Dataset records:
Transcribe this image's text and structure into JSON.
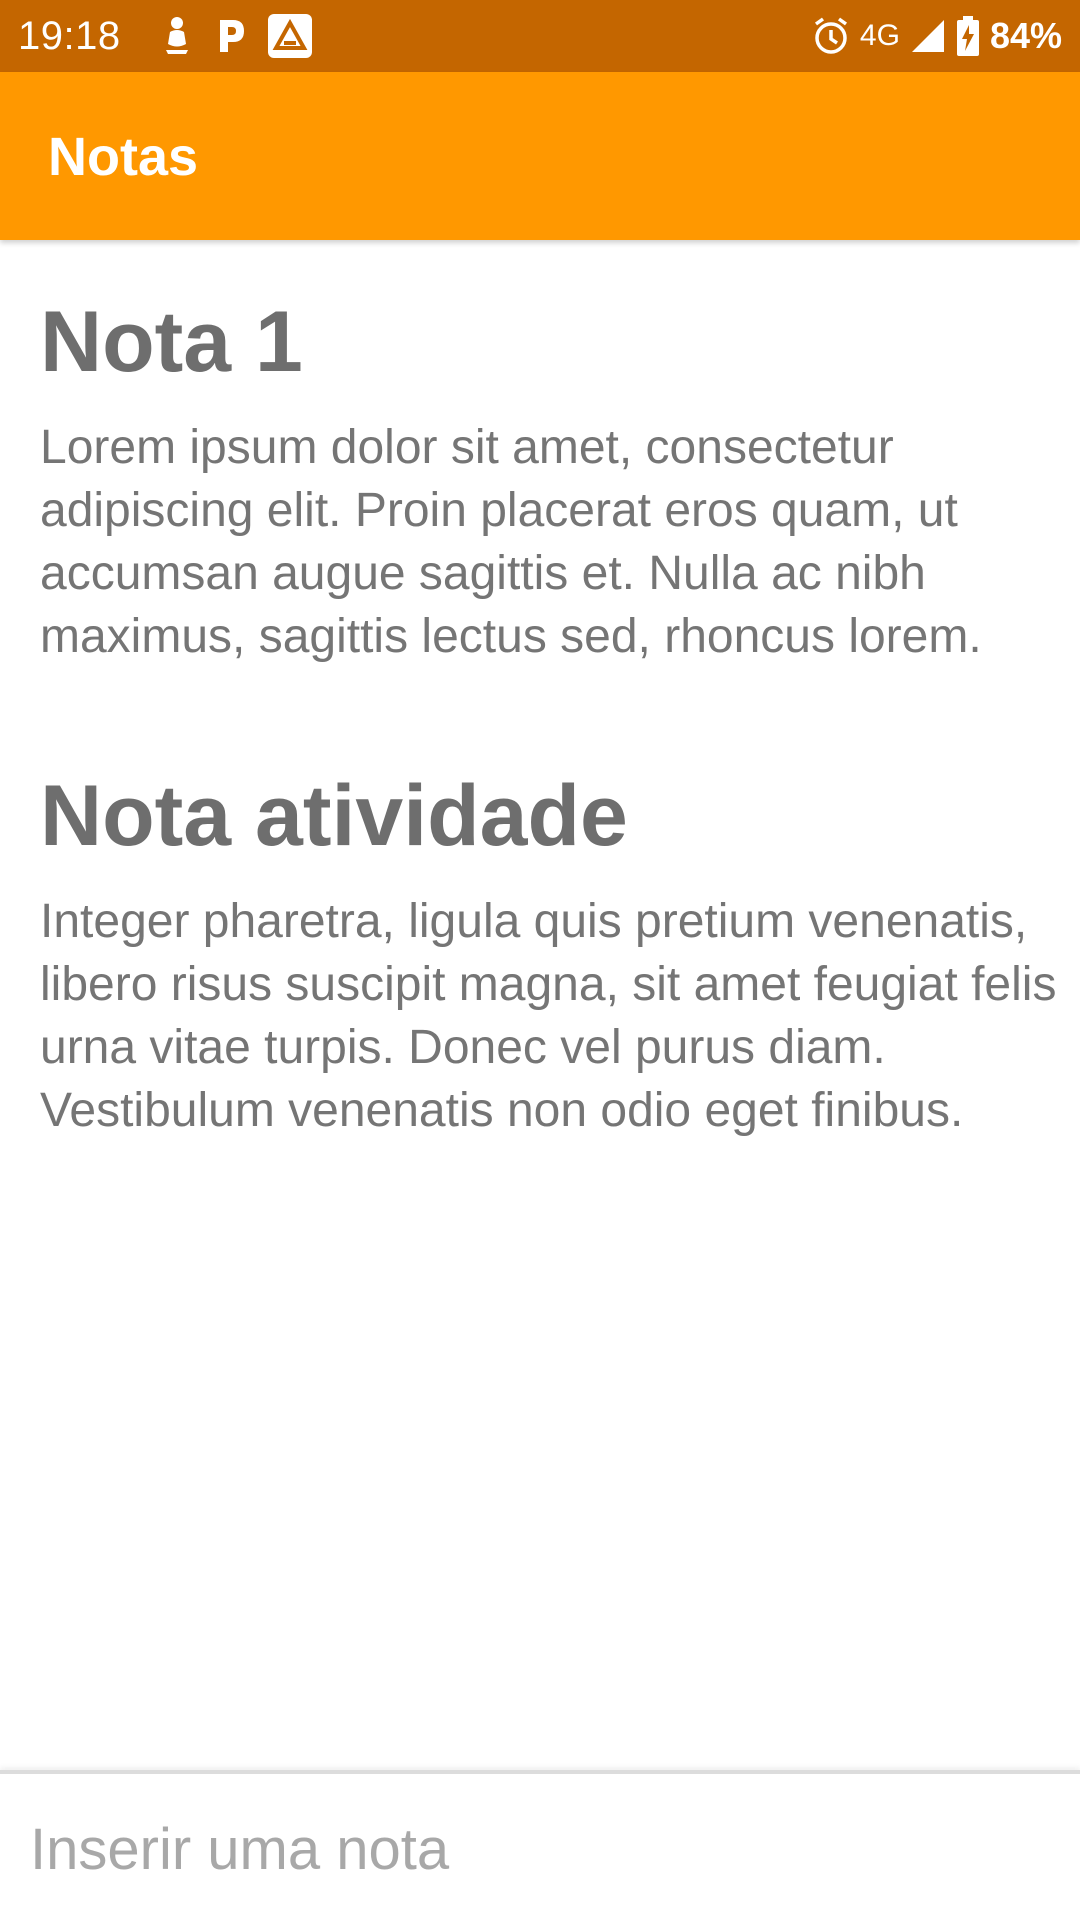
{
  "status_bar": {
    "time": "19:18",
    "network": "4G",
    "battery": "84%",
    "left_icons": [
      "status-figure-icon",
      "parking-p-icon",
      "app-triangle-icon"
    ],
    "right_icons": [
      "alarm-clock-icon",
      "signal-icon",
      "battery-charging-icon"
    ]
  },
  "app_bar": {
    "title": "Notas",
    "color": "#ff9800"
  },
  "notes": [
    {
      "title": "Nota 1",
      "body": "Lorem ipsum dolor sit amet, consectetur adipiscing elit. Proin placerat eros quam, ut accumsan augue sagittis et. Nulla ac nibh maximus, sagittis lectus sed, rhoncus lorem."
    },
    {
      "title": "Nota atividade",
      "body": "Integer pharetra, ligula quis pretium venenatis, libero risus suscipit magna, sit amet feugiat felis urna vitae turpis. Donec vel purus diam. Vestibulum venenatis non odio eget finibus."
    }
  ],
  "input": {
    "placeholder": "Inserir uma nota",
    "value": ""
  }
}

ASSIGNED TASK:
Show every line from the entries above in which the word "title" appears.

REPLY TO THE EXERCISE:
    "title": "Notas",
      "title": "Nota 1",
      "title": "Nota atividade",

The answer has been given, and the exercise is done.